‘Feed a Fever’ (Starve a cold) has to be my favorite single from the album. Apart from being a harmonic masterpiece, it really illustrates the cohesion between the vocals from Jen and Patrick Roberts. After hearing this, I decided that they are probably my new favorite husband/wife rock duo because the way that their vocals are married on this track is simply intoxicating. The string arrangement on this song is also breathtaking, with cello and banjo elements that are somehow subtle and complex at the same time.
I want to feed your fever, starve this cold – so I can go where you are
Another one of my top tracks has to be ‘And Also’. It starts off with beautifully layered instrumentals and of course, the strong vocals (and lyrics) referenced above, and builds into absolute jive-inducing madness. It is catchy from the get-go, with a soulful rhythm that ropes you in, and after a brief pause at 2:17, the foot-stomping build starts, erupting into raucous elements of punk and SKA that bring the song to a thrilling end. This style really reminds me of 2 great South African bands, namely Hog Hoggidy Hog and The Rudimentals. Being from SA, this was a super proud moment from me. REPEAT!

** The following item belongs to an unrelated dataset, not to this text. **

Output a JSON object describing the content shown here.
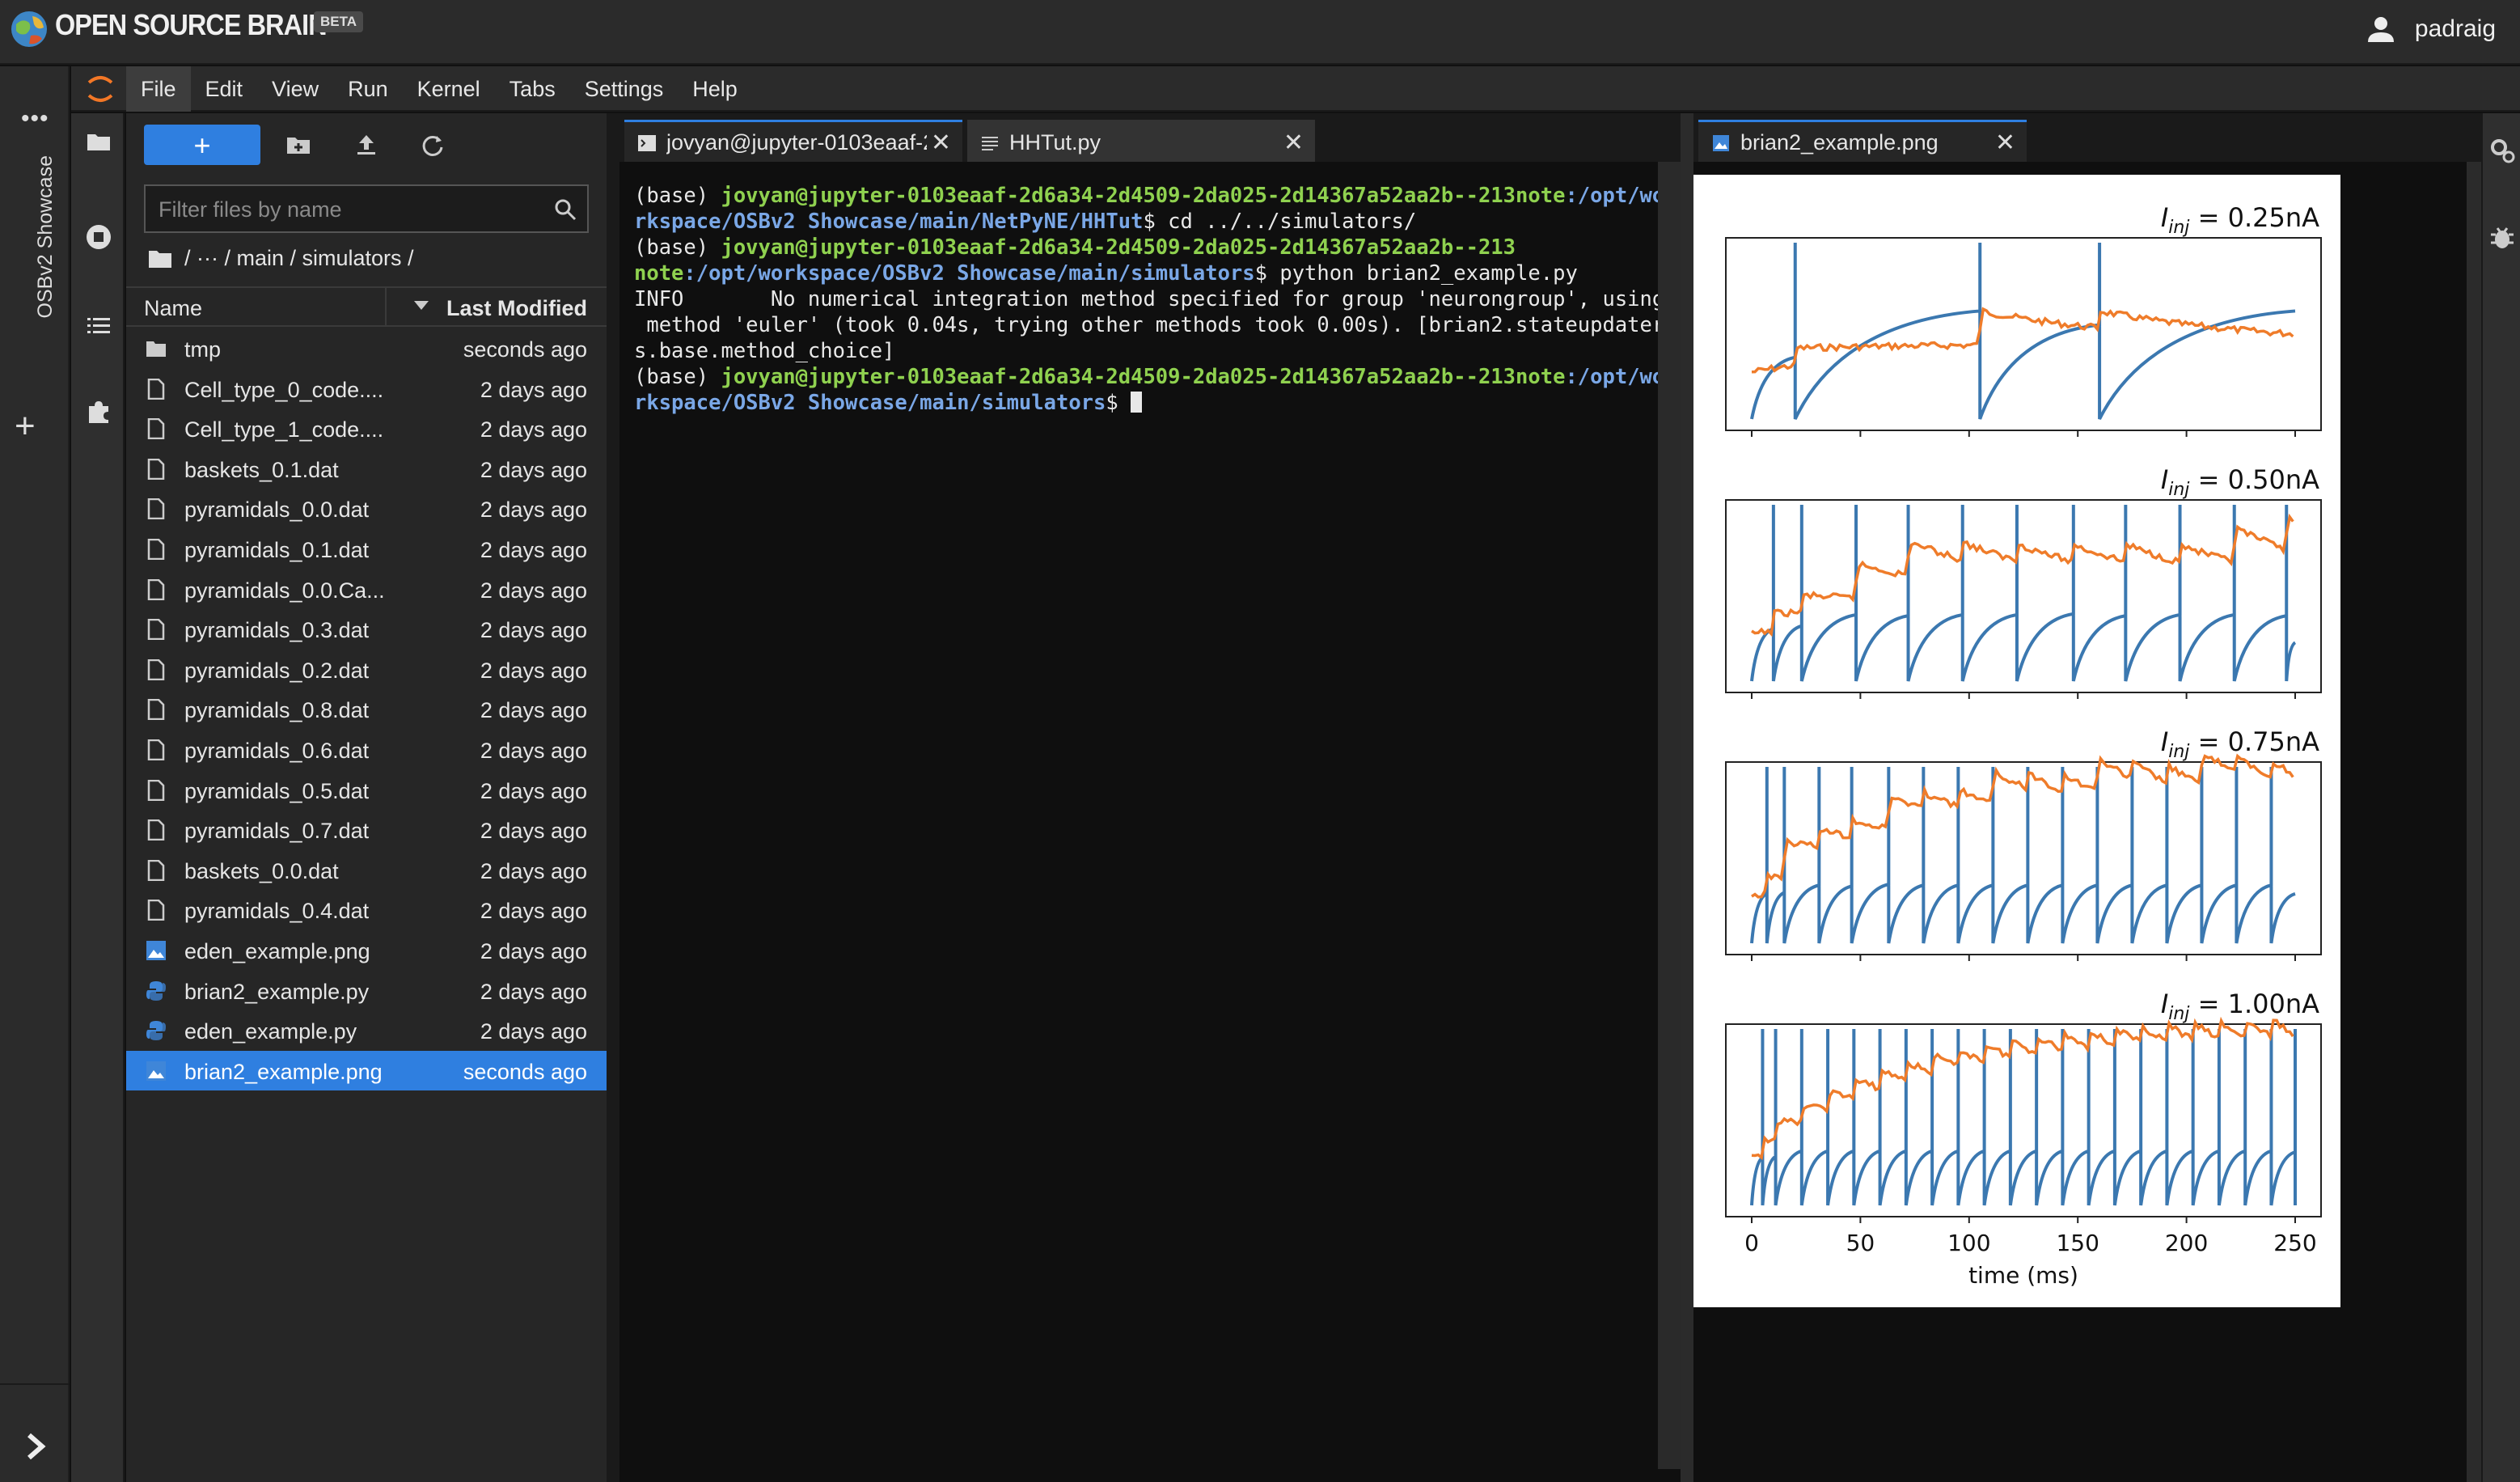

That which seems so pristine, cannot be as perfect as it seems… everything big and small is beautiful, and oh so flawed
‘Time to Kill’ also really does it for me because I love the blues rock elements and the catchy nature of the song. This song also incorporates some of the SKA/Punk elements that I loved on ‘And Also’ and this is a style that I feel the band does really well. I love the verse that comes in at around 2 minutes, merely because it is something different, and taking risks like that is always something that I admire in artists – all in all, this track is complex in elements and composition in a way that truly shows off what Verseria are capable of.
Having performed alongside heavy-hitters like KONGOS, Panic! At the Disco, New Politics, Blue October, AWOLNATION, Lynyrd Skynyrd, Bad Company and Saw Doctors – the power and potential of Veseria simply cannot be questioned. The vocal and lyrical capacity of Jen and Patrick Roberts coupled with masterful rhythm and instrumentals from Corey Lusk and Kyle Perkon make for a winning formula that will no doubt become a regular feature in the rock genre.
Watch the video for ‘Zenobia’ below, and stream RLTVTY on bandcamp here.